While this movement got started on social media with smaller influencers and average users, it has gone mainstream in the last few years. Even Victoria’s Secret has ditched the all-waif angels and opted for a more diverse crew.
Love your body. Embrace your “flaws.” Enjoy being in the body that you’re in. These messages are everywhere. But there’s a problem.
What if you both love your body and want to make some changes?
When Body Positivity Goes Sideways
Toxic positivity is real, y’all. And it is invading the body positivity movement.
What started as a way of validating women and giving them space and permission to embrace aspects of themselves that might not be reflected in the mainstream media has in many ways transformed into another way to bully us ladies.
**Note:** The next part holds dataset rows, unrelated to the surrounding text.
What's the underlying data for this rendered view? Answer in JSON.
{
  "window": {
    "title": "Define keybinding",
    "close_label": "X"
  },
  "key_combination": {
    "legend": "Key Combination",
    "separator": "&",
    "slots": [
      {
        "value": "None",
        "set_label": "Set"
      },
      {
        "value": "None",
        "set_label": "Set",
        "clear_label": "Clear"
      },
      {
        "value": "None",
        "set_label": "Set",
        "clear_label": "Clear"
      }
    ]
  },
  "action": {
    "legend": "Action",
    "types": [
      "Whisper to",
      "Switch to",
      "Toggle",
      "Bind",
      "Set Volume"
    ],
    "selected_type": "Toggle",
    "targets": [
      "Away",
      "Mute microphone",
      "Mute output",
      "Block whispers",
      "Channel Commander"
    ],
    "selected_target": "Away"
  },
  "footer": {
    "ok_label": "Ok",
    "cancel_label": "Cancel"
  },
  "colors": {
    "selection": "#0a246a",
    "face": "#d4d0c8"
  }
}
Only this time instead of making us feel bad about jiggly thighs and bellies, it makes us feel bad if we aren’t completely in love with absolutely every aspect of our appearance.
Be positive — OR ELSE!
Sometimes body positivity takes a toxic turn. Focus on establishing a healthy relationship with your body, even if that means a little surgical assistance.
This just isn’t realistic. We can love others without loving everything about them. And we can love our bodies and still want to change things.
Take your average mom, for example. Pregnancy and nursing do a number on your body, but the fact that your body is able to grow and nurture a human being is incredible. Many women enter motherhood empowered by what their body is able to do but also unhappy with the way parts of it now look. One does not cancel out the other.
Is a Mommy Makeover Body Positive?
That all depends on how you frame body positivity. If you look at it as an all or nothing situation, a mommy makeover doesn’t pass the sniff test. But if you look at it as learning to love your body, a mommy makeover is just a tool in your toolbox.
Look at it this way: if someone has depression, you don’t just tell them to get over it and be happy (or at least you don’t if you are a good friend). You encourage them to look into therapies and even medications if needed. Basically, you steer them towards getting the tools they need to manage their depression.
Expecting someone with body insecurities to just think their way out of it isn’t acknowledging the complexity of the issue. They need tools. This can include things like therapy and exercise and lifestyle changes. But you know what else it can include?
Plastic surgeries that actually address the issues they are self-conscious about.
A postpartum mommy makeover can be the “treatment” a woman needs to stop fixating on the parts of herself she doesn’t like and find joy in her body, her life and motherhood. It isn’t selfish or weak, and it doesn’t mean she is setting a bad example. Sometimes, mama has to put herself first.